▶ **Problem to work on**
What you return should be the full listing, word for word, without a single image.
━━ Data records ━━
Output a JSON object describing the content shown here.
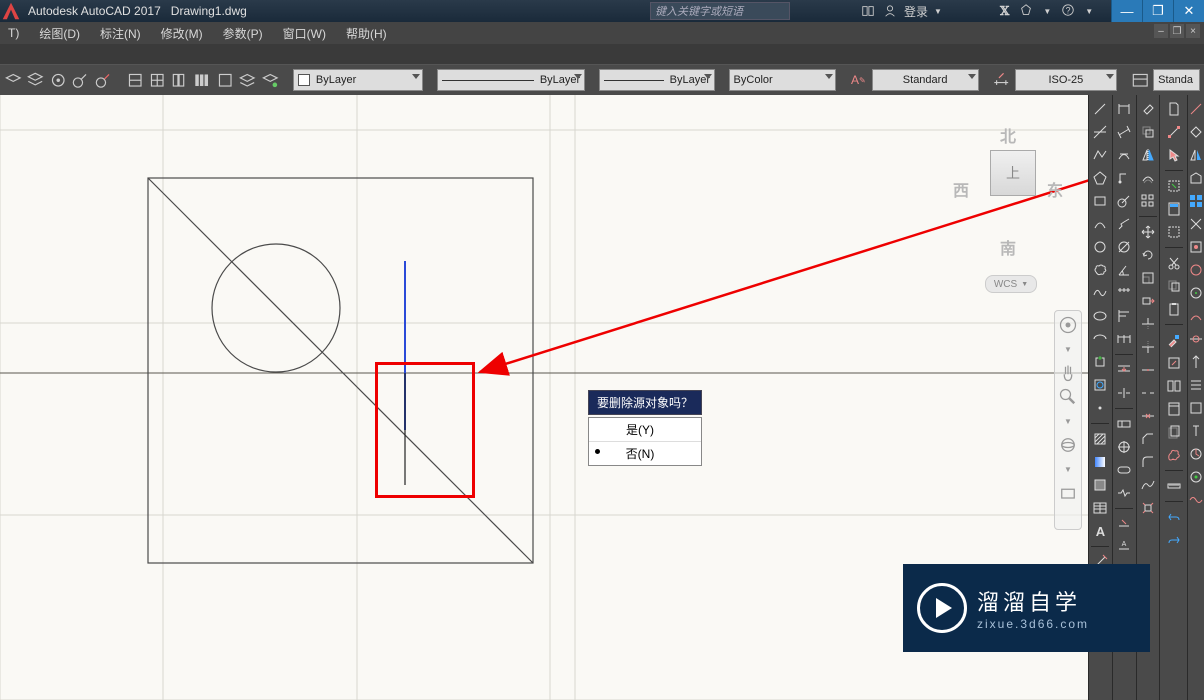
{
  "titlebar": {
    "app": "Autodesk AutoCAD 2017",
    "file": "Drawing1.dwg",
    "search_placeholder": "键入关键字或短语",
    "login": "登录"
  },
  "menu": {
    "items": [
      "T)",
      "绘图(D)",
      "标注(N)",
      "修改(M)",
      "参数(P)",
      "窗口(W)",
      "帮助(H)"
    ]
  },
  "props": {
    "layer": "ByLayer",
    "ltype": "ByLayer",
    "lweight": "ByLayer",
    "color": "ByColor",
    "textstyle": "Standard",
    "dimstyle": "ISO-25",
    "tablestyle": "Standa"
  },
  "navcube": {
    "n": "北",
    "s": "南",
    "e": "东",
    "w": "西",
    "top": "上",
    "wcs": "WCS"
  },
  "prompt": {
    "question": "要删除源对象吗？",
    "yes": "是(Y)",
    "no": "否(N)"
  },
  "watermark": {
    "line1": "溜溜自学",
    "line2": "zixue.3d66.com"
  }
}
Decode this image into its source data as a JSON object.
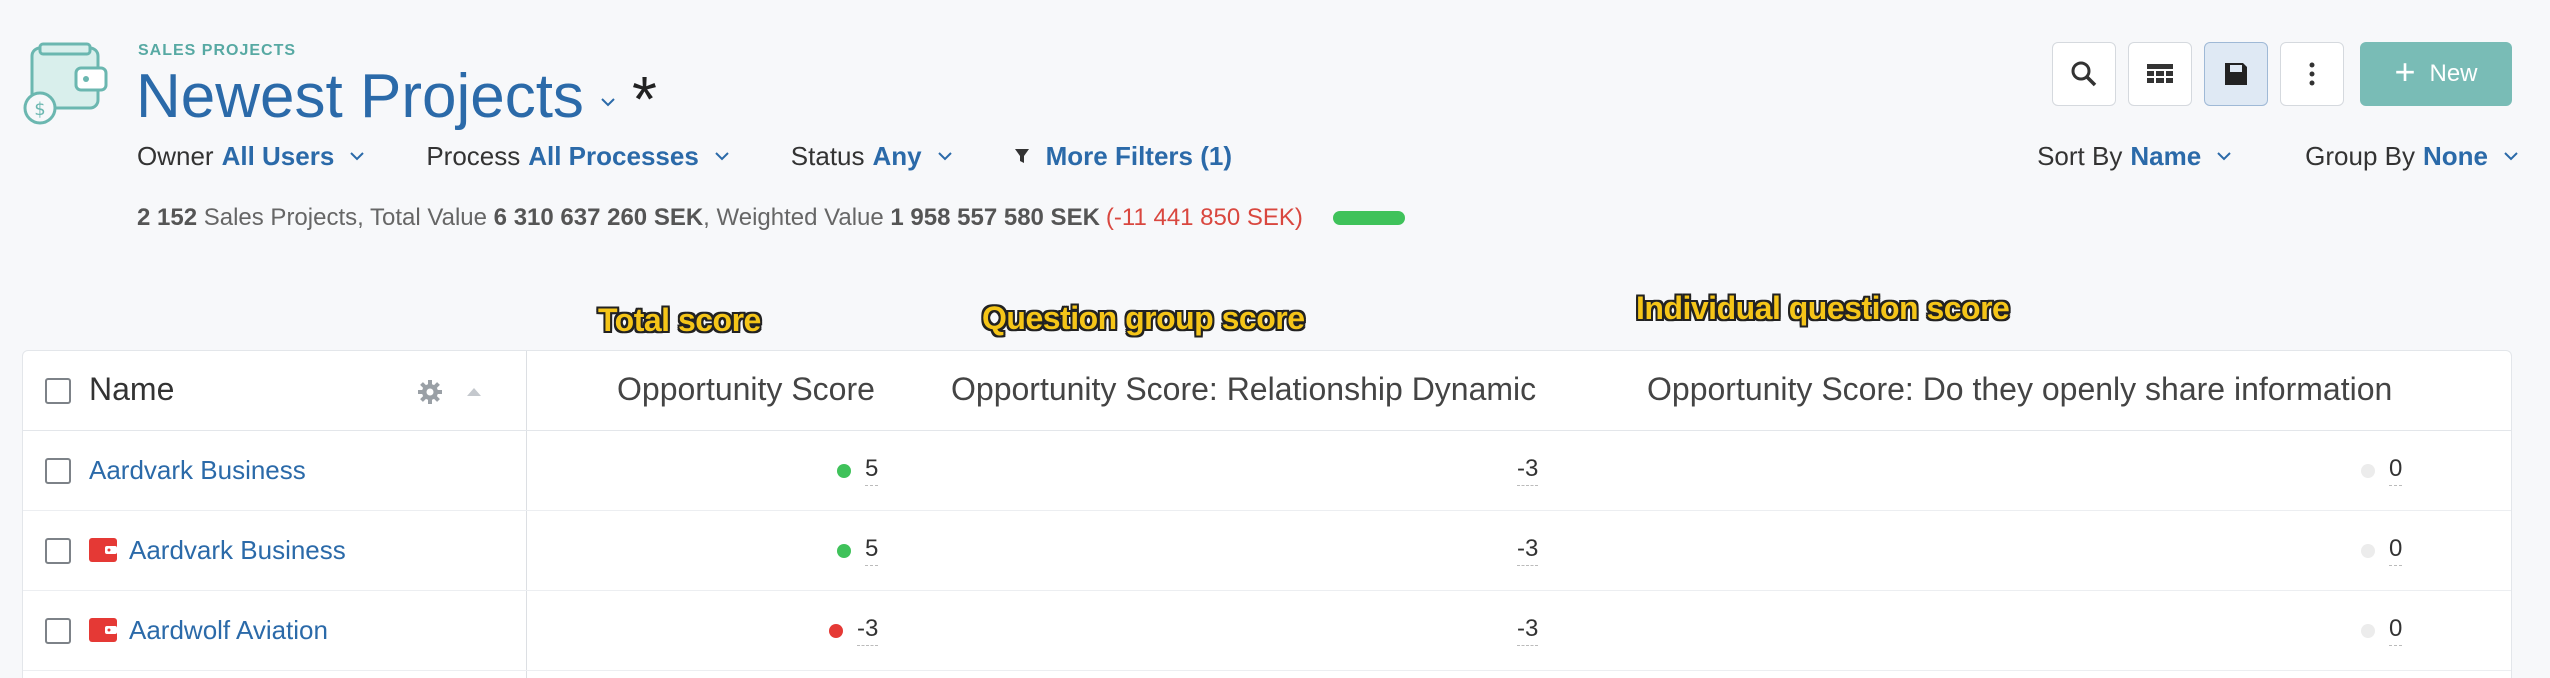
{
  "header": {
    "eyebrow": "SALES PROJECTS",
    "title": "Newest Projects",
    "unsaved_marker": "*"
  },
  "filters": {
    "owner_label": "Owner",
    "owner_value": "All Users",
    "process_label": "Process",
    "process_value": "All Processes",
    "status_label": "Status",
    "status_value": "Any",
    "more_filters": "More Filters (1)"
  },
  "sorting": {
    "sort_label": "Sort By",
    "sort_value": "Name",
    "group_label": "Group By",
    "group_value": "None"
  },
  "toolbar": {
    "new_label": "New"
  },
  "summary": {
    "count": "2 152",
    "count_text": " Sales Projects, Total Value ",
    "total_value": "6 310 637 260 SEK",
    "weighted_text": ", Weighted Value ",
    "weighted_value": "1 958 557 580 SEK",
    "delta": "(-11 441 850 SEK)"
  },
  "annotations": {
    "total": "Total score",
    "group": "Question group score",
    "individual": "Individual question score"
  },
  "table": {
    "columns": {
      "name": "Name",
      "opportunity_score": "Opportunity Score",
      "relationship_dynamic": "Opportunity Score: Relationship Dynamic",
      "share_information": "Opportunity Score: Do they openly share information"
    },
    "rows": [
      {
        "name": "Aardvark Business",
        "has_icon": false,
        "score": "5",
        "score_color": "#3fc25a",
        "group": "-3",
        "individual": "0"
      },
      {
        "name": "Aardvark Business",
        "has_icon": true,
        "score": "5",
        "score_color": "#3fc25a",
        "group": "-3",
        "individual": "0"
      },
      {
        "name": "Aardwolf Aviation",
        "has_icon": true,
        "score": "-3",
        "score_color": "#e53935",
        "group": "-3",
        "individual": "0"
      }
    ]
  },
  "colors": {
    "accent": "#2b6aa9",
    "brand_teal": "#79bcb6",
    "positive": "#3fc25a",
    "negative": "#d9473f"
  }
}
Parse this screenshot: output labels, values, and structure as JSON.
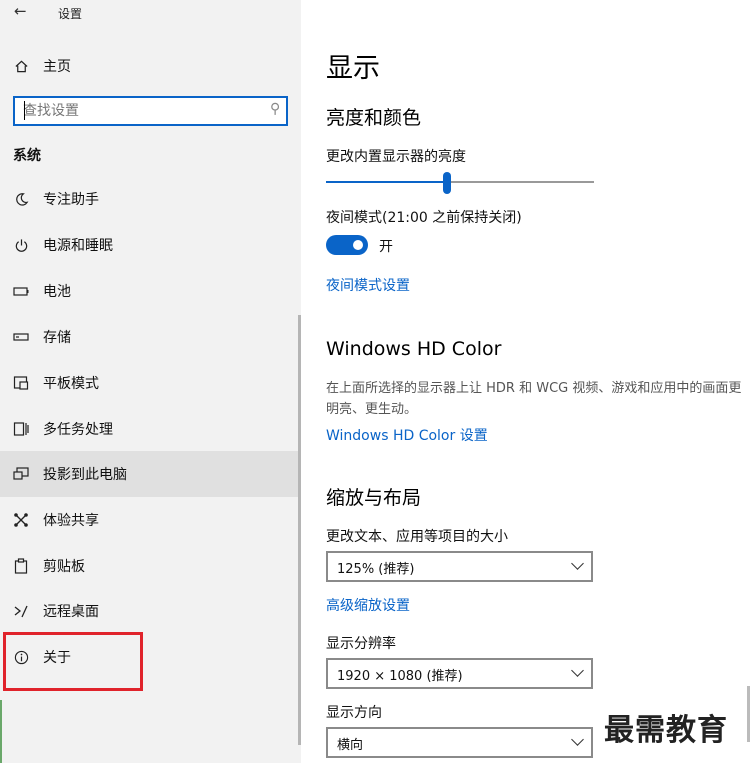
{
  "window": {
    "back_glyph": "←",
    "title": "设置"
  },
  "sidebar": {
    "home_label": "主页",
    "search_placeholder": "查找设置",
    "section_title": "系统",
    "items": [
      {
        "label": "专注助手",
        "icon": "moon-icon"
      },
      {
        "label": "电源和睡眠",
        "icon": "power-icon"
      },
      {
        "label": "电池",
        "icon": "battery-icon"
      },
      {
        "label": "存储",
        "icon": "storage-icon"
      },
      {
        "label": "平板模式",
        "icon": "tablet-mode-icon"
      },
      {
        "label": "多任务处理",
        "icon": "multitasking-icon"
      },
      {
        "label": "投影到此电脑",
        "icon": "project-icon"
      },
      {
        "label": "体验共享",
        "icon": "shared-experiences-icon"
      },
      {
        "label": "剪贴板",
        "icon": "clipboard-icon"
      },
      {
        "label": "远程桌面",
        "icon": "remote-desktop-icon"
      },
      {
        "label": "关于",
        "icon": "info-icon"
      }
    ],
    "selected_item": "投影到此电脑",
    "highlighted_item": "关于",
    "highlight_color": "#e0232b"
  },
  "main": {
    "page_title": "显示",
    "brightness": {
      "heading": "亮度和颜色",
      "slider_label": "更改内置显示器的亮度",
      "brightness_fraction": 0.45,
      "night_light_label": "夜间模式(21:00 之前保持关闭)",
      "toggle_state": "开",
      "night_light_link": "夜间模式设置"
    },
    "hd_color": {
      "heading": "Windows HD Color",
      "description": "在上面所选择的显示器上让 HDR 和 WCG 视频、游戏和应用中的画面更明亮、更生动。",
      "link": "Windows HD Color 设置"
    },
    "scale_layout": {
      "heading": "缩放与布局",
      "scale_label": "更改文本、应用等项目的大小",
      "scale_value": "125% (推荐)",
      "advanced_link": "高级缩放设置",
      "resolution_label": "显示分辨率",
      "resolution_value": "1920 × 1080 (推荐)",
      "orientation_label": "显示方向",
      "orientation_value": "横向"
    }
  },
  "watermark": "最需教育",
  "colors": {
    "accent": "#0a64c8",
    "sidebar_bg": "#f2f2f2",
    "selected_bg": "#e0e0e0"
  }
}
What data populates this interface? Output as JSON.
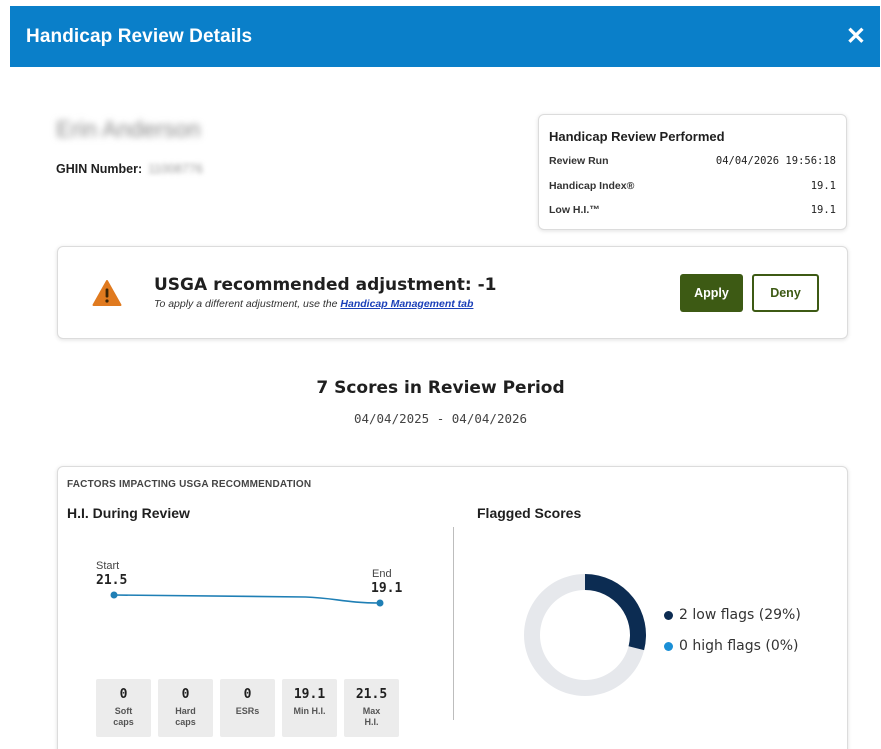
{
  "header": {
    "title": "Handicap Review Details",
    "close_symbol": "✕"
  },
  "golfer": {
    "name": "Erin Anderson",
    "ghin_label": "GHIN Number:",
    "ghin_value": "11008776"
  },
  "review_card": {
    "title": "Handicap Review Performed",
    "rows": [
      {
        "label": "Review Run",
        "value": "04/04/2026 19:56:18"
      },
      {
        "label": "Handicap Index®",
        "value": "19.1"
      },
      {
        "label": "Low H.I.™",
        "value": "19.1"
      }
    ]
  },
  "adjustment": {
    "icon": "warning-triangle-icon",
    "title": "USGA recommended adjustment: -1",
    "subtitle_prefix": "To apply a different adjustment, use the ",
    "subtitle_link": "Handicap Management tab",
    "apply_label": "Apply",
    "deny_label": "Deny"
  },
  "scores": {
    "title": "7 Scores in Review Period",
    "range": "04/04/2025 - 04/04/2026"
  },
  "factors": {
    "heading": "FACTORS IMPACTING USGA RECOMMENDATION",
    "hi_title": "H.I. During Review",
    "flagged_title": "Flagged Scores",
    "stats": [
      {
        "value": "0",
        "label1": "Soft",
        "label2": "caps"
      },
      {
        "value": "0",
        "label1": "Hard",
        "label2": "caps"
      },
      {
        "value": "0",
        "label1": "ESRs",
        "label2": ""
      },
      {
        "value": "19.1",
        "label1": "Min H.I.",
        "label2": ""
      },
      {
        "value": "21.5",
        "label1": "Max",
        "label2": "H.I."
      }
    ]
  },
  "chart_data": [
    {
      "type": "line",
      "x": [
        "Start",
        "End"
      ],
      "series": [
        {
          "values": [
            21.5,
            19.1
          ]
        }
      ],
      "point_labels": {
        "start_label": "Start",
        "start_value": "21.5",
        "end_label": "End",
        "end_value": "19.1"
      },
      "color": "#1f7fb5"
    },
    {
      "type": "pie",
      "categories": [
        "2 low flags (29%)",
        "0 high flags (0%)"
      ],
      "values": [
        29,
        0
      ],
      "colors": {
        "low": "#0c2c52",
        "high": "#1a8fd6",
        "remainder": "#e6e8ec"
      }
    }
  ],
  "colors": {
    "header": "#0a7fc9",
    "primary_button": "#3d5a14",
    "warning": "#e07a1f"
  }
}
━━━
▶ **Response**
Output a JSON object describing the content shown here.
{
  "titlebar": {
    "app": "Autodesk AutoCAD 2017",
    "file": "Drawing1.dwg",
    "search_placeholder": "键入关键字或短语",
    "login": "登录"
  },
  "menu": {
    "items": [
      "T)",
      "绘图(D)",
      "标注(N)",
      "修改(M)",
      "参数(P)",
      "窗口(W)",
      "帮助(H)"
    ]
  },
  "props": {
    "layer": "ByLayer",
    "ltype": "ByLayer",
    "lweight": "ByLayer",
    "color": "ByColor",
    "textstyle": "Standard",
    "dimstyle": "ISO-25",
    "tablestyle": "Standa"
  },
  "navcube": {
    "n": "北",
    "s": "南",
    "e": "东",
    "w": "西",
    "top": "上",
    "wcs": "WCS"
  },
  "prompt": {
    "question": "要删除源对象吗？",
    "yes": "是(Y)",
    "no": "否(N)"
  },
  "watermark": {
    "line1": "溜溜自学",
    "line2": "zixue.3d66.com"
  }
}
Decode this image into its source data as a JSON object.
{
  "header": {
    "eyebrow": "SALES PROJECTS",
    "title": "Newest Projects",
    "unsaved_marker": "*"
  },
  "filters": {
    "owner_label": "Owner",
    "owner_value": "All Users",
    "process_label": "Process",
    "process_value": "All Processes",
    "status_label": "Status",
    "status_value": "Any",
    "more_filters": "More Filters (1)"
  },
  "sorting": {
    "sort_label": "Sort By",
    "sort_value": "Name",
    "group_label": "Group By",
    "group_value": "None"
  },
  "toolbar": {
    "new_label": "New"
  },
  "summary": {
    "count": "2 152",
    "count_text": " Sales Projects, Total Value ",
    "total_value": "6 310 637 260 SEK",
    "weighted_text": ", Weighted Value ",
    "weighted_value": "1 958 557 580 SEK",
    "delta": "(-11 441 850 SEK)"
  },
  "annotations": {
    "total": "Total score",
    "group": "Question group score",
    "individual": "Individual question score"
  },
  "table": {
    "columns": {
      "name": "Name",
      "opportunity_score": "Opportunity Score",
      "relationship_dynamic": "Opportunity Score: Relationship Dynamic",
      "share_information": "Opportunity Score: Do they openly share information"
    },
    "rows": [
      {
        "name": "Aardvark Business",
        "has_icon": false,
        "score": "5",
        "score_color": "#3fc25a",
        "group": "-3",
        "individual": "0"
      },
      {
        "name": "Aardvark Business",
        "has_icon": true,
        "score": "5",
        "score_color": "#3fc25a",
        "group": "-3",
        "individual": "0"
      },
      {
        "name": "Aardwolf Aviation",
        "has_icon": true,
        "score": "-3",
        "score_color": "#e53935",
        "group": "-3",
        "individual": "0"
      }
    ]
  },
  "colors": {
    "accent": "#2b6aa9",
    "brand_teal": "#79bcb6",
    "positive": "#3fc25a",
    "negative": "#d9473f"
  }
}
Parse this screenshot: output labels, values, and structure as JSON.
{
  "window": {
    "back_glyph": "←",
    "title": "设置"
  },
  "sidebar": {
    "home_label": "主页",
    "search_placeholder": "查找设置",
    "section_title": "系统",
    "items": [
      {
        "label": "专注助手",
        "icon": "moon-icon"
      },
      {
        "label": "电源和睡眠",
        "icon": "power-icon"
      },
      {
        "label": "电池",
        "icon": "battery-icon"
      },
      {
        "label": "存储",
        "icon": "storage-icon"
      },
      {
        "label": "平板模式",
        "icon": "tablet-mode-icon"
      },
      {
        "label": "多任务处理",
        "icon": "multitasking-icon"
      },
      {
        "label": "投影到此电脑",
        "icon": "project-icon"
      },
      {
        "label": "体验共享",
        "icon": "shared-experiences-icon"
      },
      {
        "label": "剪贴板",
        "icon": "clipboard-icon"
      },
      {
        "label": "远程桌面",
        "icon": "remote-desktop-icon"
      },
      {
        "label": "关于",
        "icon": "info-icon"
      }
    ],
    "selected_item": "投影到此电脑",
    "highlighted_item": "关于",
    "highlight_color": "#e0232b"
  },
  "main": {
    "page_title": "显示",
    "brightness": {
      "heading": "亮度和颜色",
      "slider_label": "更改内置显示器的亮度",
      "brightness_fraction": 0.45,
      "night_light_label": "夜间模式(21:00 之前保持关闭)",
      "toggle_state": "开",
      "night_light_link": "夜间模式设置"
    },
    "hd_color": {
      "heading": "Windows HD Color",
      "description": "在上面所选择的显示器上让 HDR 和 WCG 视频、游戏和应用中的画面更明亮、更生动。",
      "link": "Windows HD Color 设置"
    },
    "scale_layout": {
      "heading": "缩放与布局",
      "scale_label": "更改文本、应用等项目的大小",
      "scale_value": "125% (推荐)",
      "advanced_link": "高级缩放设置",
      "resolution_label": "显示分辨率",
      "resolution_value": "1920 × 1080 (推荐)",
      "orientation_label": "显示方向",
      "orientation_value": "横向"
    }
  },
  "watermark": "最需教育",
  "colors": {
    "accent": "#0a64c8",
    "sidebar_bg": "#f2f2f2",
    "selected_bg": "#e0e0e0"
  }
}
What data populates this interface? Output as JSON.
{
  "header": {
    "title": "Handicap Review Details",
    "close_symbol": "✕"
  },
  "golfer": {
    "name": "Erin Anderson",
    "ghin_label": "GHIN Number:",
    "ghin_value": "11008776"
  },
  "review_card": {
    "title": "Handicap Review Performed",
    "rows": [
      {
        "label": "Review Run",
        "value": "04/04/2026 19:56:18"
      },
      {
        "label": "Handicap Index®",
        "value": "19.1"
      },
      {
        "label": "Low H.I.™",
        "value": "19.1"
      }
    ]
  },
  "adjustment": {
    "icon": "warning-triangle-icon",
    "title": "USGA recommended adjustment: -1",
    "subtitle_prefix": "To apply a different adjustment, use the ",
    "subtitle_link": "Handicap Management tab",
    "apply_label": "Apply",
    "deny_label": "Deny"
  },
  "scores": {
    "title": "7 Scores in Review Period",
    "range": "04/04/2025 - 04/04/2026"
  },
  "factors": {
    "heading": "FACTORS IMPACTING USGA RECOMMENDATION",
    "hi_title": "H.I. During Review",
    "flagged_title": "Flagged Scores",
    "stats": [
      {
        "value": "0",
        "label1": "Soft",
        "label2": "caps"
      },
      {
        "value": "0",
        "label1": "Hard",
        "label2": "caps"
      },
      {
        "value": "0",
        "label1": "ESRs",
        "label2": ""
      },
      {
        "value": "19.1",
        "label1": "Min H.I.",
        "label2": ""
      },
      {
        "value": "21.5",
        "label1": "Max",
        "label2": "H.I."
      }
    ]
  },
  "chart_data": [
    {
      "type": "line",
      "x": [
        "Start",
        "End"
      ],
      "series": [
        {
          "values": [
            21.5,
            19.1
          ]
        }
      ],
      "point_labels": {
        "start_label": "Start",
        "start_value": "21.5",
        "end_label": "End",
        "end_value": "19.1"
      },
      "color": "#1f7fb5"
    },
    {
      "type": "pie",
      "categories": [
        "2 low flags (29%)",
        "0 high flags (0%)"
      ],
      "values": [
        29,
        0
      ],
      "colors": {
        "low": "#0c2c52",
        "high": "#1a8fd6",
        "remainder": "#e6e8ec"
      }
    }
  ],
  "colors": {
    "header": "#0a7fc9",
    "primary_button": "#3d5a14",
    "warning": "#e07a1f"
  }
}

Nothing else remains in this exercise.